Michigan State University scientists have furthered our understanding on how a plant protein, called CAMTA, helps plants strengthen themselves as they anticipate long periods of cold, such as three to four months of winter in the American midwest or northern Europe.
Michigan State University researchers have discovered a new family of light-sensitive proteins found in cyanobacteria, formerly known as blue-green algae.
An issue of global concern is the anticipated shortage of agricultural output to meet the steady rise in human population. Michigan State University scientists understand that overcoming crop loss due to disease and adverse weather will be key in achieving this goal.
The team will work to improve the flavor of the low-calorie sweetener and find ways to help farmers effectively produce the leafy green perennial.
Examining the ancestors of the modern North American cultivated potato has revealed a set of common genes and important genetic pathways that have helped spuds adapt over thousands of years. In a recent study, MSU plant biologist Robin Buell shows potential genetic keys that could ensure the crop will thrive in the future.
The designation is given to outstanding faculty who demonstrate excellence in reseaerch and teaching, while enhancing the prominence of the institution.

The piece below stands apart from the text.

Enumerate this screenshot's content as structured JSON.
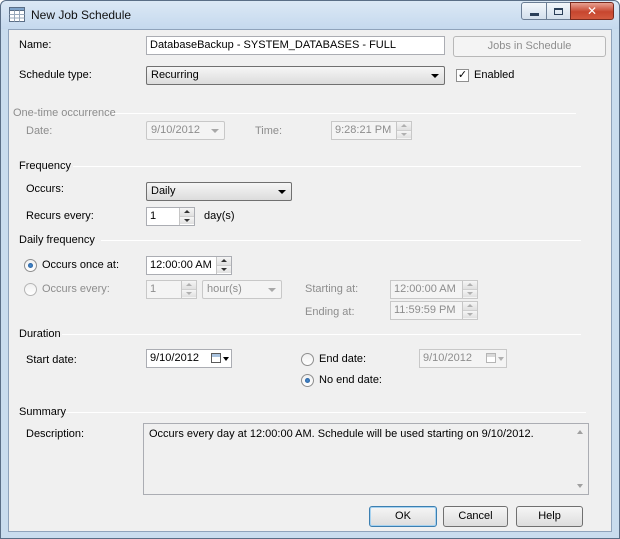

Rob Last, MSU Barnett Rosenberg Professor, and postdoctoral researcher Jun Liu, are working to better understand the regulation of photosynthesis when plants experience rapid and extreme changes in sunlight. The results of their research were recently published in the Proceedings of the National Academy of Sciences.
MSU will lead a $10 million U.S. Department of Energy grant to explore ways to boost this promising biofuel crop’s yield.
How does an undergraduate degree in organic chemistry evolve into a deep-rooted career in plant biology? Dr. Last explains.